Records for this task:
>>>>
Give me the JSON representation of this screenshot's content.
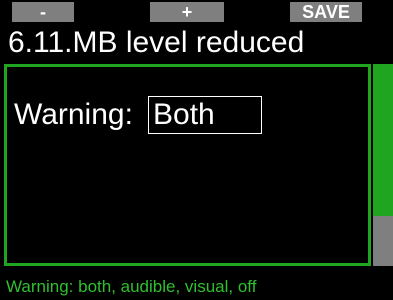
{
  "softkeys": {
    "minus": "-",
    "plus": "+",
    "save": "SAVE"
  },
  "title": "6.11.MB level reduced",
  "setting": {
    "label": "Warning:",
    "value": "Both"
  },
  "scrollbar": {
    "thumb_fraction": 0.75,
    "accent_color": "#1fa51f",
    "track_color": "#7f7f7f"
  },
  "hint": "Warning: both, audible, visual, off"
}
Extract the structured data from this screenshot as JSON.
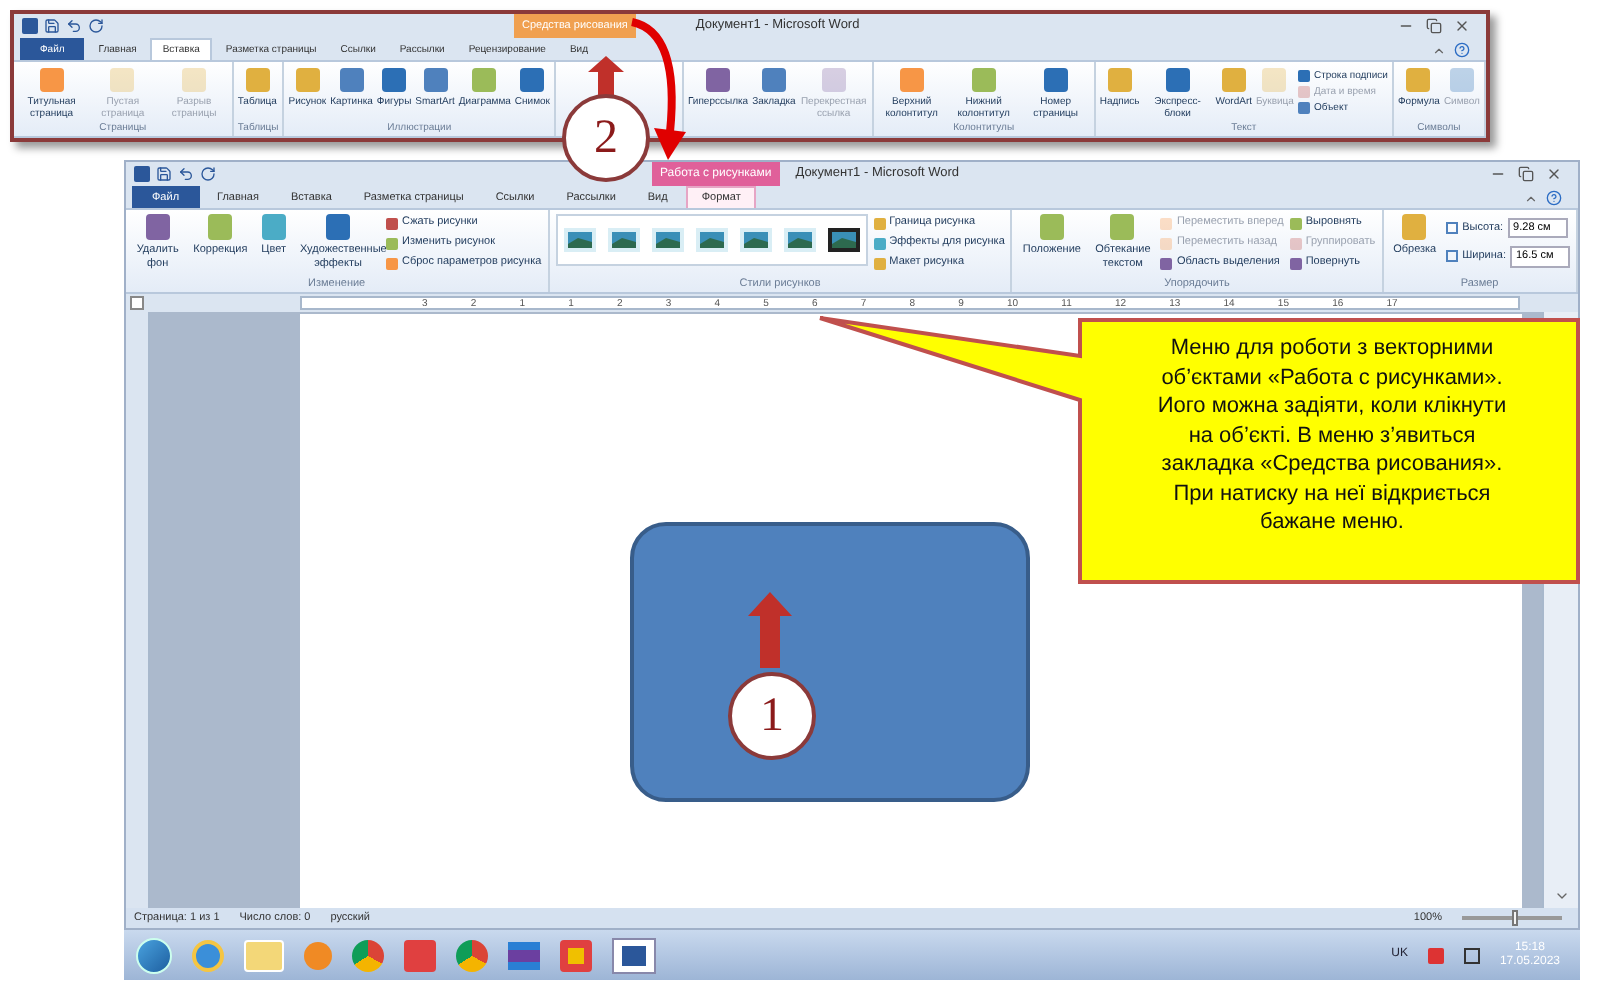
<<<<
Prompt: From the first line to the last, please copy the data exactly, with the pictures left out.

Solution to this task:
Give me the JSON representation of this screenshot's content.
{
  "softkeys": {
    "minus": "-",
    "plus": "+",
    "save": "SAVE"
  },
  "title": "6.11.MB level reduced",
  "setting": {
    "label": "Warning:",
    "value": "Both"
  },
  "scrollbar": {
    "thumb_fraction": 0.75,
    "accent_color": "#1fa51f",
    "track_color": "#7f7f7f"
  },
  "hint": "Warning: both, audible, visual, off"
}
Extract the structured data from this screenshot as JSON.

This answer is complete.